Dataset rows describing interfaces

↓↓↓

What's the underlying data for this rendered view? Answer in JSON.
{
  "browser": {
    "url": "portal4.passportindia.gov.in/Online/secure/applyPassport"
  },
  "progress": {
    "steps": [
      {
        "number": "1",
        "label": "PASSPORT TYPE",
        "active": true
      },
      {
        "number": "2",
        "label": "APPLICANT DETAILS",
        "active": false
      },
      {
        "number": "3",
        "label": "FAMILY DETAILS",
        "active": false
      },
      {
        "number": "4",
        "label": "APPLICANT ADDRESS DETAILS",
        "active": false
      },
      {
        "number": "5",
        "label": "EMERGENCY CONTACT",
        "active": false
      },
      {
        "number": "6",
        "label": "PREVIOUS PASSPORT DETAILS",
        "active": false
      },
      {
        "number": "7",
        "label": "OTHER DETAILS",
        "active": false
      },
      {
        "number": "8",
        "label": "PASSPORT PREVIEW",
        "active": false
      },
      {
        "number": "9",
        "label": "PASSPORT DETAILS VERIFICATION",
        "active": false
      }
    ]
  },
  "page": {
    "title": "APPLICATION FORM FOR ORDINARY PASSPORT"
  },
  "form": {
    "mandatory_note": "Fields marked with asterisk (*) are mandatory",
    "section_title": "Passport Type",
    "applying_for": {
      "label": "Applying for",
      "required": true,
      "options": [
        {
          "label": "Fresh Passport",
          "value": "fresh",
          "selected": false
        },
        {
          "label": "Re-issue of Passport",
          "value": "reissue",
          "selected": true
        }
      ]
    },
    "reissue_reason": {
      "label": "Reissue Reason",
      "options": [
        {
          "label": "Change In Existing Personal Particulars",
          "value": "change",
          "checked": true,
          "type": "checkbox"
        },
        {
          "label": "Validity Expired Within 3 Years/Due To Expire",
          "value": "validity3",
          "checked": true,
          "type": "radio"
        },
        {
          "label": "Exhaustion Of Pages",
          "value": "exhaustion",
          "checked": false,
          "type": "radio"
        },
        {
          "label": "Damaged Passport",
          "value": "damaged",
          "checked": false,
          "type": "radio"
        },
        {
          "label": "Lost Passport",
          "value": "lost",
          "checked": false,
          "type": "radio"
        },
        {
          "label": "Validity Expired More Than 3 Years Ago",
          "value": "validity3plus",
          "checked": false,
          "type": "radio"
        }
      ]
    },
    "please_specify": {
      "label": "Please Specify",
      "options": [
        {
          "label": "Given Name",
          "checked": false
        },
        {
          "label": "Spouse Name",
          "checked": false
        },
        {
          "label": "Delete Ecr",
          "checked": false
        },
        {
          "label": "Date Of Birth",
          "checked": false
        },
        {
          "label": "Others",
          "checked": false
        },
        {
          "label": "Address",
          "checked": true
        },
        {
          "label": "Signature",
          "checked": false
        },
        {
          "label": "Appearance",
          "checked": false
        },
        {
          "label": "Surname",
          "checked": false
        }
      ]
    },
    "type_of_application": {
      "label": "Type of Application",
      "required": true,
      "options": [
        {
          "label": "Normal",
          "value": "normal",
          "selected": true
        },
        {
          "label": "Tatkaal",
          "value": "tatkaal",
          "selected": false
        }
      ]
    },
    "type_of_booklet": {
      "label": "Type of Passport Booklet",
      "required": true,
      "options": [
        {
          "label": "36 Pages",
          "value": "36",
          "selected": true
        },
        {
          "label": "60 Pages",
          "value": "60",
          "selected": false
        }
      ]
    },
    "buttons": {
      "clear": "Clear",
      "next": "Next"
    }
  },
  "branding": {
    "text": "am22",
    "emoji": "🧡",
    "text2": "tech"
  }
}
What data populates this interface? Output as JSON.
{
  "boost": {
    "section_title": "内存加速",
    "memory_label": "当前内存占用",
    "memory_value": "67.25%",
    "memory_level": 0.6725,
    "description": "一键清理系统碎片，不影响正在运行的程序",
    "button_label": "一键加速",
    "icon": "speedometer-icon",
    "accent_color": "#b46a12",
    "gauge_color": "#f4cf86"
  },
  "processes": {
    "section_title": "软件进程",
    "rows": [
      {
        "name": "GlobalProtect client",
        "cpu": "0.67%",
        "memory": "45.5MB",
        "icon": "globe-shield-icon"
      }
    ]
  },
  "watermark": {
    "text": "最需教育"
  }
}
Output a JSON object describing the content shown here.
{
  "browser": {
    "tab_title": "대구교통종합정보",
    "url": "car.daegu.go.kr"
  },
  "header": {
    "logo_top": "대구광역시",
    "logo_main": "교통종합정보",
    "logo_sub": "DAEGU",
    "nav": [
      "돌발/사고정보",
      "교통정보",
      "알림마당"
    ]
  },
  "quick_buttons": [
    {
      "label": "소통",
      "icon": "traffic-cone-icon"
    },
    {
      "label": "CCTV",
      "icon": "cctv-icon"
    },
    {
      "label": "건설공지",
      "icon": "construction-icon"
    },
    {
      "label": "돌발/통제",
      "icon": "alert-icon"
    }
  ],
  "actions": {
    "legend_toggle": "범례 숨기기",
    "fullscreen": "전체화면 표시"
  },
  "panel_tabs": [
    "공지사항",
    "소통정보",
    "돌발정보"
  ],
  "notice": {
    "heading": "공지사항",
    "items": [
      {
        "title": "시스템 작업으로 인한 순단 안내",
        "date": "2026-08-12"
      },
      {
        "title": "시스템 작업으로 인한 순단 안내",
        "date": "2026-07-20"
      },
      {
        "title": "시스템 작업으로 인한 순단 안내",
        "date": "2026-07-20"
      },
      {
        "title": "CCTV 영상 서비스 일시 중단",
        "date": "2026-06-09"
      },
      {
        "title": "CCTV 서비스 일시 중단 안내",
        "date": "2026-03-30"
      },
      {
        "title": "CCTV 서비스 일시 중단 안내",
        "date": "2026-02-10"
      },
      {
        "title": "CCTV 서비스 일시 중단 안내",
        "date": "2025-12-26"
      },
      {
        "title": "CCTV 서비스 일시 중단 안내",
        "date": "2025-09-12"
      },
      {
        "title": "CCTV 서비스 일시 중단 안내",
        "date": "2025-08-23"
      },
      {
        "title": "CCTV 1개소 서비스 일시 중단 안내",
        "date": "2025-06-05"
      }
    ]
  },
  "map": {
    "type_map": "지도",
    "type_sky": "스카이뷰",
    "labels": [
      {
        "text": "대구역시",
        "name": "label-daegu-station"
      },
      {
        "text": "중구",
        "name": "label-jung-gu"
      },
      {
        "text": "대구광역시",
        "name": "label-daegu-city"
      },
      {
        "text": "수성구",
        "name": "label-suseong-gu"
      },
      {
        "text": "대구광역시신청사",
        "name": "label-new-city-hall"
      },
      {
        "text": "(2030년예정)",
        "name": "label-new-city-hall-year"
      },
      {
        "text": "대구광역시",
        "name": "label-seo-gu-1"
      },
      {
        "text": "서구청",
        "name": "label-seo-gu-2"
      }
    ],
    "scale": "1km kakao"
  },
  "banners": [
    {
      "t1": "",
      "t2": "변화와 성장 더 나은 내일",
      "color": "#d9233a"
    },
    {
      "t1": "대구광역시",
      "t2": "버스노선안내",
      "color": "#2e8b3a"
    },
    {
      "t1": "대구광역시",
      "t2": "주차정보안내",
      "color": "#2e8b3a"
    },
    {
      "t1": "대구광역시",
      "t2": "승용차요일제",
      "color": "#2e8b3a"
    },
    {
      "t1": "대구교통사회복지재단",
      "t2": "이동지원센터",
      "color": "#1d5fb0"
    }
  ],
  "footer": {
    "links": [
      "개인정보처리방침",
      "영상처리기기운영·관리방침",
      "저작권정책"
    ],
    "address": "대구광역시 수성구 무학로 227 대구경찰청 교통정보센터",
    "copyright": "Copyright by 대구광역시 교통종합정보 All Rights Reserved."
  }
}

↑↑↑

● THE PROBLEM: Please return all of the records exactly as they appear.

● WRITTEN SOLUTION:
What's the underlying data for this rendered view? Answer in JSON.
{
  "browser": {
    "url": "portal4.passportindia.gov.in/Online/secure/applyPassport"
  },
  "progress": {
    "steps": [
      {
        "number": "1",
        "label": "PASSPORT TYPE",
        "active": true
      },
      {
        "number": "2",
        "label": "APPLICANT DETAILS",
        "active": false
      },
      {
        "number": "3",
        "label": "FAMILY DETAILS",
        "active": false
      },
      {
        "number": "4",
        "label": "APPLICANT ADDRESS DETAILS",
        "active": false
      },
      {
        "number": "5",
        "label": "EMERGENCY CONTACT",
        "active": false
      },
      {
        "number": "6",
        "label": "PREVIOUS PASSPORT DETAILS",
        "active": false
      },
      {
        "number": "7",
        "label": "OTHER DETAILS",
        "active": false
      },
      {
        "number": "8",
        "label": "PASSPORT PREVIEW",
        "active": false
      },
      {
        "number": "9",
        "label": "PASSPORT DETAILS VERIFICATION",
        "active": false
      }
    ]
  },
  "page": {
    "title": "APPLICATION FORM FOR ORDINARY PASSPORT"
  },
  "form": {
    "mandatory_note": "Fields marked with asterisk (*) are mandatory",
    "section_title": "Passport Type",
    "applying_for": {
      "label": "Applying for",
      "required": true,
      "options": [
        {
          "label": "Fresh Passport",
          "value": "fresh",
          "selected": false
        },
        {
          "label": "Re-issue of Passport",
          "value": "reissue",
          "selected": true
        }
      ]
    },
    "reissue_reason": {
      "label": "Reissue Reason",
      "options": [
        {
          "label": "Change In Existing Personal Particulars",
          "value": "change",
          "checked": true,
          "type": "checkbox"
        },
        {
          "label": "Validity Expired Within 3 Years/Due To Expire",
          "value": "validity3",
          "checked": true,
          "type": "radio"
        },
        {
          "label": "Exhaustion Of Pages",
          "value": "exhaustion",
          "checked": false,
          "type": "radio"
        },
        {
          "label": "Damaged Passport",
          "value": "damaged",
          "checked": false,
          "type": "radio"
        },
        {
          "label": "Lost Passport",
          "value": "lost",
          "checked": false,
          "type": "radio"
        },
        {
          "label": "Validity Expired More Than 3 Years Ago",
          "value": "validity3plus",
          "checked": false,
          "type": "radio"
        }
      ]
    },
    "please_specify": {
      "label": "Please Specify",
      "options": [
        {
          "label": "Given Name",
          "checked": false
        },
        {
          "label": "Spouse Name",
          "checked": false
        },
        {
          "label": "Delete Ecr",
          "checked": false
        },
        {
          "label": "Date Of Birth",
          "checked": false
        },
        {
          "label": "Others",
          "checked": false
        },
        {
          "label": "Address",
          "checked": true
        },
        {
          "label": "Signature",
          "checked": false
        },
        {
          "label": "Appearance",
          "checked": false
        },
        {
          "label": "Surname",
          "checked": false
        }
      ]
    },
    "type_of_application": {
      "label": "Type of Application",
      "required": true,
      "options": [
        {
          "label": "Normal",
          "value": "normal",
          "selected": true
        },
        {
          "label": "Tatkaal",
          "value": "tatkaal",
          "selected": false
        }
      ]
    },
    "type_of_booklet": {
      "label": "Type of Passport Booklet",
      "required": true,
      "options": [
        {
          "label": "36 Pages",
          "value": "36",
          "selected": true
        },
        {
          "label": "60 Pages",
          "value": "60",
          "selected": false
        }
      ]
    },
    "buttons": {
      "clear": "Clear",
      "next": "Next"
    }
  },
  "branding": {
    "text": "am22",
    "emoji": "🧡",
    "text2": "tech"
  }
}
What data populates this interface? Output as JSON.
{
  "boost": {
    "section_title": "内存加速",
    "memory_label": "当前内存占用",
    "memory_value": "67.25%",
    "memory_level": 0.6725,
    "description": "一键清理系统碎片，不影响正在运行的程序",
    "button_label": "一键加速",
    "icon": "speedometer-icon",
    "accent_color": "#b46a12",
    "gauge_color": "#f4cf86"
  },
  "processes": {
    "section_title": "软件进程",
    "rows": [
      {
        "name": "GlobalProtect client",
        "cpu": "0.67%",
        "memory": "45.5MB",
        "icon": "globe-shield-icon"
      }
    ]
  },
  "watermark": {
    "text": "最需教育"
  }
}
Output a JSON object describing the content shown here.
{
  "browser": {
    "tab_title": "대구교통종합정보",
    "url": "car.daegu.go.kr"
  },
  "header": {
    "logo_top": "대구광역시",
    "logo_main": "교통종합정보",
    "logo_sub": "DAEGU",
    "nav": [
      "돌발/사고정보",
      "교통정보",
      "알림마당"
    ]
  },
  "quick_buttons": [
    {
      "label": "소통",
      "icon": "traffic-cone-icon"
    },
    {
      "label": "CCTV",
      "icon": "cctv-icon"
    },
    {
      "label": "건설공지",
      "icon": "construction-icon"
    },
    {
      "label": "돌발/통제",
      "icon": "alert-icon"
    }
  ],
  "actions": {
    "legend_toggle": "범례 숨기기",
    "fullscreen": "전체화면 표시"
  },
  "panel_tabs": [
    "공지사항",
    "소통정보",
    "돌발정보"
  ],
  "notice": {
    "heading": "공지사항",
    "items": [
      {
        "title": "시스템 작업으로 인한 순단 안내",
        "date": "2026-08-12"
      },
      {
        "title": "시스템 작업으로 인한 순단 안내",
        "date": "2026-07-20"
      },
      {
        "title": "시스템 작업으로 인한 순단 안내",
        "date": "2026-07-20"
      },
      {
        "title": "CCTV 영상 서비스 일시 중단",
        "date": "2026-06-09"
      },
      {
        "title": "CCTV 서비스 일시 중단 안내",
        "date": "2026-03-30"
      },
      {
        "title": "CCTV 서비스 일시 중단 안내",
        "date": "2026-02-10"
      },
      {
        "title": "CCTV 서비스 일시 중단 안내",
        "date": "2025-12-26"
      },
      {
        "title": "CCTV 서비스 일시 중단 안내",
        "date": "2025-09-12"
      },
      {
        "title": "CCTV 서비스 일시 중단 안내",
        "date": "2025-08-23"
      },
      {
        "title": "CCTV 1개소 서비스 일시 중단 안내",
        "date": "2025-06-05"
      }
    ]
  },
  "map": {
    "type_map": "지도",
    "type_sky": "스카이뷰",
    "labels": [
      {
        "text": "대구역시",
        "name": "label-daegu-station"
      },
      {
        "text": "중구",
        "name": "label-jung-gu"
      },
      {
        "text": "대구광역시",
        "name": "label-daegu-city"
      },
      {
        "text": "수성구",
        "name": "label-suseong-gu"
      },
      {
        "text": "대구광역시신청사",
        "name": "label-new-city-hall"
      },
      {
        "text": "(2030년예정)",
        "name": "label-new-city-hall-year"
      },
      {
        "text": "대구광역시",
        "name": "label-seo-gu-1"
      },
      {
        "text": "서구청",
        "name": "label-seo-gu-2"
      }
    ],
    "scale": "1km kakao"
  },
  "banners": [
    {
      "t1": "",
      "t2": "변화와 성장 더 나은 내일",
      "color": "#d9233a"
    },
    {
      "t1": "대구광역시",
      "t2": "버스노선안내",
      "color": "#2e8b3a"
    },
    {
      "t1": "대구광역시",
      "t2": "주차정보안내",
      "color": "#2e8b3a"
    },
    {
      "t1": "대구광역시",
      "t2": "승용차요일제",
      "color": "#2e8b3a"
    },
    {
      "t1": "대구교통사회복지재단",
      "t2": "이동지원센터",
      "color": "#1d5fb0"
    }
  ],
  "footer": {
    "links": [
      "개인정보처리방침",
      "영상처리기기운영·관리방침",
      "저작권정책"
    ],
    "address": "대구광역시 수성구 무학로 227 대구경찰청 교통정보센터",
    "copyright": "Copyright by 대구광역시 교통종합정보 All Rights Reserved."
  }
}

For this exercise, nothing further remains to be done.